This article is part of an exclusive Material Monday collaboration between Nirvana CPH and Seetal Solanki, materials expert and founder of Ma-tt-er.
The huge abundance of plastic waste that surrounds us has been well documented; by some estimates, our planet is graced by six million tonnes of it.
According to oceanographer Charles J. Moore, writing in The New York Times: “No scientist, environmentalist, entrepreneur, national or international government agency has yet been able to establish a comprehensive way of recycling the plastic trash that covers our land and inevitably blows and washes down to the sea.”
The lack of credible alternatives to simply dumping our discarded plastic into the ocean means that the pollutant is now playing a role in shaping the future of our geology – the very ground on which we walk. It marks a turning point in the relationship between the human race and planet earth, the beginning of what has been termed the Anthropocene – the epoch in which human activity will start to exert a major influence on Earth’s geology and ecosystems.

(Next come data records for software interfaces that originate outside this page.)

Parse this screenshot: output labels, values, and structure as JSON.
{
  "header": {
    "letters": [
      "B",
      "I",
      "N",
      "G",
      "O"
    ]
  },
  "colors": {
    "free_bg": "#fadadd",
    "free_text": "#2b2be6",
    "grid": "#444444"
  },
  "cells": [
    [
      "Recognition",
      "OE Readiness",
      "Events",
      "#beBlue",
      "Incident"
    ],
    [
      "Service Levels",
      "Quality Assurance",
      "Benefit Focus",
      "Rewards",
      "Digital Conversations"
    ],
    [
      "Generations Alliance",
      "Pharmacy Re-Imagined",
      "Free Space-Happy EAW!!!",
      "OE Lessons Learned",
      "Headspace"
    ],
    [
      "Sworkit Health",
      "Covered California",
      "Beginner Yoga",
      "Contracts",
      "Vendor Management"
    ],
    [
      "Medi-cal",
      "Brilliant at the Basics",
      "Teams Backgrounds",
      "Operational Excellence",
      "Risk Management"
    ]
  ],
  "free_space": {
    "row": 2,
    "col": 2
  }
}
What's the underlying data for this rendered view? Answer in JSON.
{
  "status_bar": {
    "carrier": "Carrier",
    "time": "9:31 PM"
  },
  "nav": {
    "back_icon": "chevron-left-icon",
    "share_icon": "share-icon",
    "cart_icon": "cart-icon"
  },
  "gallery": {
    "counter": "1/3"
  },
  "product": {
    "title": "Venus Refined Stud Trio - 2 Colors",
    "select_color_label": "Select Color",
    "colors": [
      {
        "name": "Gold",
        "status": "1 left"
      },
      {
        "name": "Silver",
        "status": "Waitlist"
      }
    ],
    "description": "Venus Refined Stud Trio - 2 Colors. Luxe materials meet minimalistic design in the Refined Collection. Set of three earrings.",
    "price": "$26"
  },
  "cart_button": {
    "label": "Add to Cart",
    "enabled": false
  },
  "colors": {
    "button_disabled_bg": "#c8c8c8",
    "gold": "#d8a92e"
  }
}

The material at the heart of the debate is plastiglomerate – a composite formed of natural debris and sedimentary grains, and held together by molten plastic. The term itself was proposed by Moore, geologist Patricia Corcoran and artist Kelly Jazvac in an attempt to give this new evolution a name.
Plastiglomerates were first noticed by Moore in 2006, when he was surveying plastic washed up on Hawaii’s Kamilo Beach, one of the American state’s most polluted coastal areas. It wasn’t until 2012, though, that the collection and analysis of samples was formalised, with the additional help of Corcoran. As part of their fieldwork, a total of 205 specimens were foraged from 21 sites on a 2,300-foot wide strip, and ranged from the size of a peach pit to that of a large pizza.
Although, at one time, it was suggested that these bundles of solid matter might have been the result of heat generated by the volcanic island’s innumerable lava flows, human campfires were soon identified as the primary factor in their creation.
According to Richard Thompson, a marine biologist at Plymouth University who was involved in the research: “Most conventional plastic is relatively thin and fragments quickly, but what’s being described here is something that’s going to be even more resistant to the ageing process.”
Could these new formations survive as our future fossils, as a record of our time here on earth? If these geological findings were buried within the rock strata, could they stand the test of time for millions of years?
In the long term, we’ll probably never know. But in the short term, these new findings could allow us to design with new materials that replace the need to use Earth’s depleting natural resources. Perhaps plastiglomerates could become the next stone, paper, ceramics, marble or granite, and in turn halt the production of new of oil-rich plastics. In that sense, our willingness to harness plastiglomerates could potentially follow in the footsteps of other recycling initiatives, such as Precious Plastics, adidas and Parley’s plastic from the ocean shoes and Studio Swine’s Gyrecraft collection.